BALTIMORE (AP) - Several youth detention facilities in Maryland lack of supervision, treatment and educational opportunities for the juveniles who are incarcerated across the state, according to a report released by the Maryland Office of the Attorney General.
The report describes dismal conditions at some youth facilities under review in Maryland, including maximum-security jails as well as lower security youth centers. It says they are dangerous and lack fundamental services such as educational opportunities, mental health treatment and recreational activities. The report recommends the facilities increase treatment options, and work harder to keep youth closer to their families - a problem the report identifies as having an adverse impact on young people in custody.
The troubled Victor Cullen Center in Frederick, a high-security facility for 32 boys, was among the facilities reviewed, and received the harshest assessment.
"Issues with safety, security and supervision of the youth remained of great concern," said the report, which was prepared by Juvenile Justice Monitoring Unit tasked with overseeing youth facilities across the state. The report was released in May.
There were 21 assaults and seven attacks on staff members at the facility during the first four months of the year. Physical restraint was used 51 times, and handcuffs and shackles were employed 47 times. An alleged sexual assault on a youth, the report read, "occurred at least partly as a result of failed staff supervision."
The assault occurred when an overnight staff member allowed four boys to leave their cells at once; three beckoned the fourth into a single cell and assaulted him, having covered up the window with a towel. In another instance, a boy told investigators he was allowed to fight with another boy for 18 minutes.
"Youth have allegedly been 'put on contract' to surrender their food or face physical violence or other forms of harassment from other youth," the report reads. "These dynamics are reinforced by a lack of individualized treatment, inadequate staff training and insufficient activities programming."
At the Baltimore City Juvenile Justice Center, assaults increased by 42 percent from this time last year, the report said.

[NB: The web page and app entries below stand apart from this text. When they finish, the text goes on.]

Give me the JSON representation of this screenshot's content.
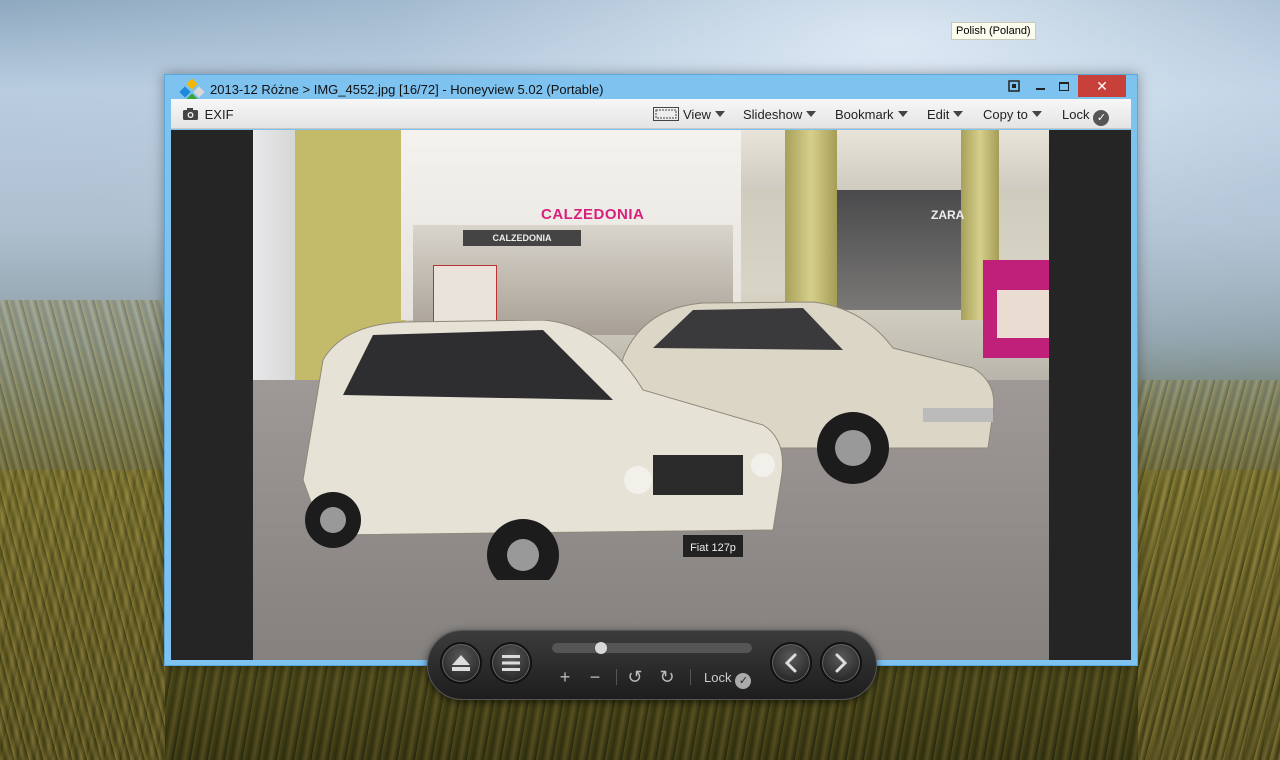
{
  "tooltip": {
    "text": "Polish (Poland)"
  },
  "window": {
    "title": "2013-12 Różne > IMG_4552.jpg [16/72] - Honeyview 5.02 (Portable)",
    "controls": {
      "fullscreen": "⛶",
      "minimize": "—",
      "maximize": "☐",
      "close": "✕"
    }
  },
  "toolbar": {
    "exif_label": "EXIF",
    "view_label": "View",
    "slideshow_label": "Slideshow",
    "bookmark_label": "Bookmark",
    "edit_label": "Edit",
    "copyto_label": "Copy to",
    "lock_label": "Lock"
  },
  "photo": {
    "store_sign": "CALZEDONIA",
    "store_sign_small": "CALZEDONIA",
    "zara_sign": "ZARA",
    "plate_text": "Fiat 127p"
  },
  "overlay": {
    "lock_label": "Lock",
    "slider_position": 0.23,
    "icons": [
      "eject-icon",
      "menu-icon",
      "zoom-in-icon",
      "zoom-out-icon",
      "rotate-left-icon",
      "rotate-right-icon",
      "check-icon",
      "prev-icon",
      "next-icon"
    ]
  },
  "colors": {
    "window_frame": "#7ec2f0",
    "close_button": "#c7403a",
    "store_sign": "#d81f7c"
  }
}
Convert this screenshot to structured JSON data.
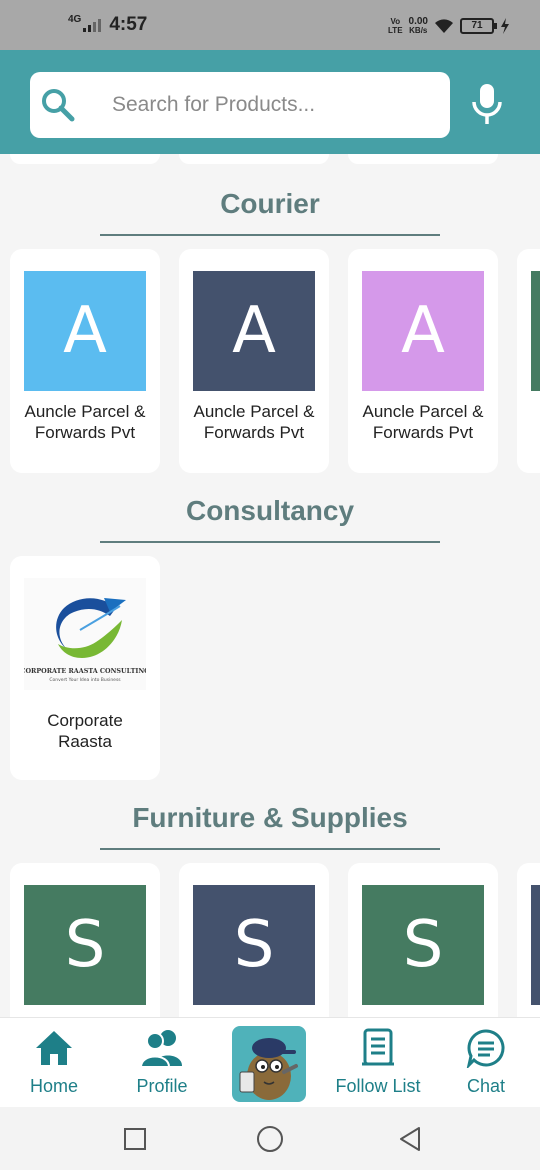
{
  "status_bar": {
    "network": "4G",
    "time": "4:57",
    "volte_top": "Vo",
    "volte_bottom": "LTE",
    "speed_value": "0.00",
    "speed_unit": "KB/s",
    "battery": "71"
  },
  "search": {
    "placeholder": "Search for Products..."
  },
  "sections": [
    {
      "title": "Courier",
      "cards": [
        {
          "letter": "A",
          "name": "Auncle Parcel & Forwards Pvt",
          "color": "#5bbcf0"
        },
        {
          "letter": "A",
          "name": "Auncle Parcel & Forwards Pvt",
          "color": "#44526d"
        },
        {
          "letter": "A",
          "name": "Auncle Parcel & Forwards Pvt",
          "color": "#d599ea"
        }
      ]
    },
    {
      "title": "Consultancy",
      "cards": [
        {
          "name": "Corporate Raasta",
          "logo_text": "CORPORATE RAASTA CONSULTING",
          "logo_tagline": "Convert Your Idea into Business"
        }
      ]
    },
    {
      "title": "Furniture & Supplies",
      "cards": [
        {
          "letter": "S",
          "color": "#457b61"
        },
        {
          "letter": "S",
          "color": "#44526d"
        },
        {
          "letter": "S",
          "color": "#457b61"
        }
      ]
    }
  ],
  "bottom_nav": {
    "items": [
      {
        "label": "Home",
        "icon": "home-icon"
      },
      {
        "label": "Profile",
        "icon": "profile-icon"
      },
      {
        "label": "Follow List",
        "icon": "follow-list-icon"
      },
      {
        "label": "Chat",
        "icon": "chat-icon"
      }
    ],
    "center_icon": "mascot-icon"
  },
  "colors": {
    "primary": "#46a0a6",
    "section_title": "#5f7d7e",
    "nav_accent": "#1e7f88"
  }
}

Some facilities are taking steps toward increasing safety. At the Alfred D. Noyes Children's Center in Montgomery County, the report says, administrators increased staff training and partnered with community organizations to increase the number of structured activities available to youth there.
The report heavily criticized the Maryland State Department of Education for not providing enough opportunities for youth to learn.
The Department of Juvenile Services said in a response letter that the agency is taking active measures to increase safety. At the Victor Cullen Center, the agency says security measures have been tightened and a new leadership team is being assembled and staff members are undergoing better training.
"Implementation of these measures has resulted in a more stable environment," the agency said.